The move by the Malaysian Government to allow property developers to obtain moneylending licences is a HUGE mistake. There is no way to sugar coat this.
Many of us are aware of the long, long time it took for Bank Negara Malaysia to bring the non-bank financial institutions such as Bank Rakyat and the Malaysia Building Society Berhad (MBSB) into its regulatory purview. This effort was to allow the monetary authority to more efficiently manage the monetary aspects of Malaysia's economy.
The likes of Bank Rakyat and MBSB were able to implement fairly liberal and generous financial products below the radar of Bank Negara previously.
With the onset of the Financial Services Act 2013, Bank Negara's reach over Malaysian financial-type institutions was almost complete.
This new move by the Urban Well-being, Housing and Local Government Ministry to issue moneylending licences to property developers threatens to undermine Bank Negara's monetary management.
We thought it was clear as the light of day that Bank Negara instituted measures over the recent 2 years to cool down the overheated property market and prevent property bubbles from forming. Property bubbles that burst can have very serious implications for the country's economy.
And, moneylending, being a financial transaction has a direct causal link to the overall monetary health of the Malaysian economy. A fragmented moneylending market that is outside Bank Negara supervision is a bad thing. Worse, this fragmented moneylending market will have ZERO SUPERVISION because the Urban Well-being, Housing and Local Government Ministry does not have any competency in understanding the impact of possible aggressive lending methods by desperate property developers.
This is where the nightmare scenario may happen and property bubbles start to form.
I am already so terribly annoyed with the fragmented property development sector. That is largely under the purview of local councils and state governments.
Judging from the volatility of the property sector, it is clear that there really is no national property development policy.
Property developers appear to be no different from farmers. The supply and demand of the property market exhibits all the bad traits warned by the Cobweb Theory in economics. One basic definition can be found here and I reproduce it for you-

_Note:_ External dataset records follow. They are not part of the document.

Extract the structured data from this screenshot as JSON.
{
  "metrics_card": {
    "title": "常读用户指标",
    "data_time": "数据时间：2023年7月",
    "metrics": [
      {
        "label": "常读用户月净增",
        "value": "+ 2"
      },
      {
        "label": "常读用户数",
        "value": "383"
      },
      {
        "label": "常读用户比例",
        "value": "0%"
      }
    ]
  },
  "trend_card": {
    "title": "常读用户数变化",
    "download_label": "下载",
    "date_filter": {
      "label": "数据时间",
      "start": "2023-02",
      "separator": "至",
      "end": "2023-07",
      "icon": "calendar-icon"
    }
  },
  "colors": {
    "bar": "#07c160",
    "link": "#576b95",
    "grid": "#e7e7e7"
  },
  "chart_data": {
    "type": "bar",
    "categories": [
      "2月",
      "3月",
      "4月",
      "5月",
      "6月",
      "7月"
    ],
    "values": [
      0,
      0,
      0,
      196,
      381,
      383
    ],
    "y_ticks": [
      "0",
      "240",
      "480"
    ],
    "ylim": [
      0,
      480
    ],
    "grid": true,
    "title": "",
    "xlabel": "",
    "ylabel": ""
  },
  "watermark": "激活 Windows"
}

The cobweb theorem is an economic model used to explain how small economic shocks can become amplified by the behaviour of producers. The amplification is, essentially, the result of information failure, where producers base their current output on the average price they obtain in the market during the previous year. This is, to some extent, a non-rational decision, given that a supply side shock between planting and harvesting (such as an unexpectedly good or bad harvest) can lead to an unexpectedly lower or higher price. This results in either a higher output or a lower output in subsequent years, and moves the market into a long-term disequilibrium position.